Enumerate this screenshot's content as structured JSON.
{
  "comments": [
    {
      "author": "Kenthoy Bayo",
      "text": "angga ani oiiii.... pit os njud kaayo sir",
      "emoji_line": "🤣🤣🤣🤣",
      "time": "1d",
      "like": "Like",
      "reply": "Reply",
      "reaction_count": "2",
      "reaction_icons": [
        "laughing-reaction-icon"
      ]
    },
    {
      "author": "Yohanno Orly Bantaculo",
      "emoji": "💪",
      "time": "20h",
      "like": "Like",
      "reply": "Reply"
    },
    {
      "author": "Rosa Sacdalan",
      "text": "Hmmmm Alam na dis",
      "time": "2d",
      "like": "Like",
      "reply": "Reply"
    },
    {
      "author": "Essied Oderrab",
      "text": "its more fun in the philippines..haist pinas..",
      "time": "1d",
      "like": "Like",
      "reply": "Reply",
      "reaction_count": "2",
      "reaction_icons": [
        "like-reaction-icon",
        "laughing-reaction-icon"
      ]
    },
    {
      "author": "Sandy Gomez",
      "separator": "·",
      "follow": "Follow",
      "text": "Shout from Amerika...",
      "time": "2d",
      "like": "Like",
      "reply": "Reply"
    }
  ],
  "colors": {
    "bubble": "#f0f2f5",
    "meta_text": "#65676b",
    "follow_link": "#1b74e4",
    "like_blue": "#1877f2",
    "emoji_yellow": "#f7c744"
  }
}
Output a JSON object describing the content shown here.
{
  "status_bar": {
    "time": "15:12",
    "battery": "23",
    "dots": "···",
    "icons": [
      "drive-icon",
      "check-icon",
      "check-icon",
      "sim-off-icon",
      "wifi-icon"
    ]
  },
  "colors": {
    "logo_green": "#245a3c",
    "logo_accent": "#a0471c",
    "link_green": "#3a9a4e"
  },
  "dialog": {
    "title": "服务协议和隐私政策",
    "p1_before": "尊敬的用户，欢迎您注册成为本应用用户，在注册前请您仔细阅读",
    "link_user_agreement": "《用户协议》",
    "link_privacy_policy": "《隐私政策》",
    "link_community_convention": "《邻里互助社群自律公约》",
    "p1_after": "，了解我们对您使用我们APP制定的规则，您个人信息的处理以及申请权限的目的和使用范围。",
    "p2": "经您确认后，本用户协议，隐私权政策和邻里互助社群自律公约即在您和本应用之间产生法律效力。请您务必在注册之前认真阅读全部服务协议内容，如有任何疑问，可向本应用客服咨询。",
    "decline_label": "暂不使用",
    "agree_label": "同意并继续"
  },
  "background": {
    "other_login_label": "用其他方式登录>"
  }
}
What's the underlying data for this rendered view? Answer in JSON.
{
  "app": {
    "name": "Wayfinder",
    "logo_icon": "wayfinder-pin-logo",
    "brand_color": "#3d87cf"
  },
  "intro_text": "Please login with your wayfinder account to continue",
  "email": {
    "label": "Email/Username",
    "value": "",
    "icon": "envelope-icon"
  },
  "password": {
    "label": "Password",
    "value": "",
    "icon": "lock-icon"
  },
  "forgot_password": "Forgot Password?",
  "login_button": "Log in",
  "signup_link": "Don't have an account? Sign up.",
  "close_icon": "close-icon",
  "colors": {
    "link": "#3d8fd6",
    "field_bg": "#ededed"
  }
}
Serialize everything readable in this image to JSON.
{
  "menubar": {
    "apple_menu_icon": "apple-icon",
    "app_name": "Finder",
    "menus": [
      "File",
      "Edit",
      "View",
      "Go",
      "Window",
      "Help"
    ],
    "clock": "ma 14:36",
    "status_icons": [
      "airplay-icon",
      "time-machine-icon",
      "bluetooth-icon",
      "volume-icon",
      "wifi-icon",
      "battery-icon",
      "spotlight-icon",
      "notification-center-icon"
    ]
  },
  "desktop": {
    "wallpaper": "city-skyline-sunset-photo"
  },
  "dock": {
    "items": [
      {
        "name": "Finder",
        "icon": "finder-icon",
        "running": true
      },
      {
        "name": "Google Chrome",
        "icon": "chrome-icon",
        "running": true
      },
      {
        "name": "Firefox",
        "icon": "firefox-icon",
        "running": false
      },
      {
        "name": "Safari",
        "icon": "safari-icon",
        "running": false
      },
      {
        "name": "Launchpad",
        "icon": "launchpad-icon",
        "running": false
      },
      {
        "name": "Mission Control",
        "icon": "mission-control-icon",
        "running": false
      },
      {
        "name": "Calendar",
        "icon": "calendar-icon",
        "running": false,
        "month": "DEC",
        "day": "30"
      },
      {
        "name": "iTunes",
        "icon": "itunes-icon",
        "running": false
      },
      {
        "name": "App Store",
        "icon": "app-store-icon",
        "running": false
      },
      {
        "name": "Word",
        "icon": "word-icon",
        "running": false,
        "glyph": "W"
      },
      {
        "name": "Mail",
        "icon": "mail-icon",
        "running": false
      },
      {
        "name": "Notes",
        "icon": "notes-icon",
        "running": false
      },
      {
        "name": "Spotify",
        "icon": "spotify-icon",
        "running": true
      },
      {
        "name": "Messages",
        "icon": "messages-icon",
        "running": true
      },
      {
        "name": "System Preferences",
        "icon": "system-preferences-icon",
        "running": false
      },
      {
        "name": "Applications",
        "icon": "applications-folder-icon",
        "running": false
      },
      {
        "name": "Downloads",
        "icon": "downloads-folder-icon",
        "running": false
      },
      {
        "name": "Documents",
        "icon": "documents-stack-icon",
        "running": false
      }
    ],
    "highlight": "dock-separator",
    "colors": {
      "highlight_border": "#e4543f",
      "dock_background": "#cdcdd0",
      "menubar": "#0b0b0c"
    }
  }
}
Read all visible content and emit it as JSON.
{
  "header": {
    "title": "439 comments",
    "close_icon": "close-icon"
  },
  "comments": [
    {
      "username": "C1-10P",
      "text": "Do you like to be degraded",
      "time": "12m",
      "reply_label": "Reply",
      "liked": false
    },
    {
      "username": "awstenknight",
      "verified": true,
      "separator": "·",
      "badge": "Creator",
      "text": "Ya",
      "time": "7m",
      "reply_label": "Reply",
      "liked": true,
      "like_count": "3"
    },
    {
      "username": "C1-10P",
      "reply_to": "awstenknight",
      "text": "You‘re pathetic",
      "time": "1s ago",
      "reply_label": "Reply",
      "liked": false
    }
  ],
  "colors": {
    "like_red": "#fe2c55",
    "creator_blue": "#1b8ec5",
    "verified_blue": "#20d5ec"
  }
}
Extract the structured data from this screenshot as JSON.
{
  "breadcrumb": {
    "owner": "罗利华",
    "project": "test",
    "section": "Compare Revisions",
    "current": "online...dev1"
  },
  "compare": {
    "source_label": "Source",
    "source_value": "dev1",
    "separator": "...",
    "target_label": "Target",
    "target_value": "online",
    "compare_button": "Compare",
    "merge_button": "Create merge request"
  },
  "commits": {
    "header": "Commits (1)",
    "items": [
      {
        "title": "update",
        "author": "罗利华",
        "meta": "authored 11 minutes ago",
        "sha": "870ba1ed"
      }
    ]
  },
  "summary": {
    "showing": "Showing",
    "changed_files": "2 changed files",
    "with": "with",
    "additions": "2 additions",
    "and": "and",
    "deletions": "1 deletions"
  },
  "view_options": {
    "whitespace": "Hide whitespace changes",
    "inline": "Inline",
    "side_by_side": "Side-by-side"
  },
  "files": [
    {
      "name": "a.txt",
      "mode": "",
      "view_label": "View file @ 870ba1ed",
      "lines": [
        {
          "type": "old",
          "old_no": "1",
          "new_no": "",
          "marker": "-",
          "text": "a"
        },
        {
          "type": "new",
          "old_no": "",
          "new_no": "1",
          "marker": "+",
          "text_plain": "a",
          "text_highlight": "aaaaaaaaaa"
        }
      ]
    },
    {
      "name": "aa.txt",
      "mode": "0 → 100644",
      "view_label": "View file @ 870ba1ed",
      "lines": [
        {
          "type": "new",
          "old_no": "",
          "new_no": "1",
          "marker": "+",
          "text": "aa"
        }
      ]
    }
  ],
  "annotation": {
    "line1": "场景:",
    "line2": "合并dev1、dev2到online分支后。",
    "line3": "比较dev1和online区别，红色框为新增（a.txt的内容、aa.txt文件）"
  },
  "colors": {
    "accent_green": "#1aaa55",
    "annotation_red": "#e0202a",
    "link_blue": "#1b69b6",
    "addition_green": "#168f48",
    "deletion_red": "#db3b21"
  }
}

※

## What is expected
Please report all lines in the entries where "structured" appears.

## Written answer
Enumerate this screenshot's content as structured JSON.
Extract the structured data from this screenshot as JSON.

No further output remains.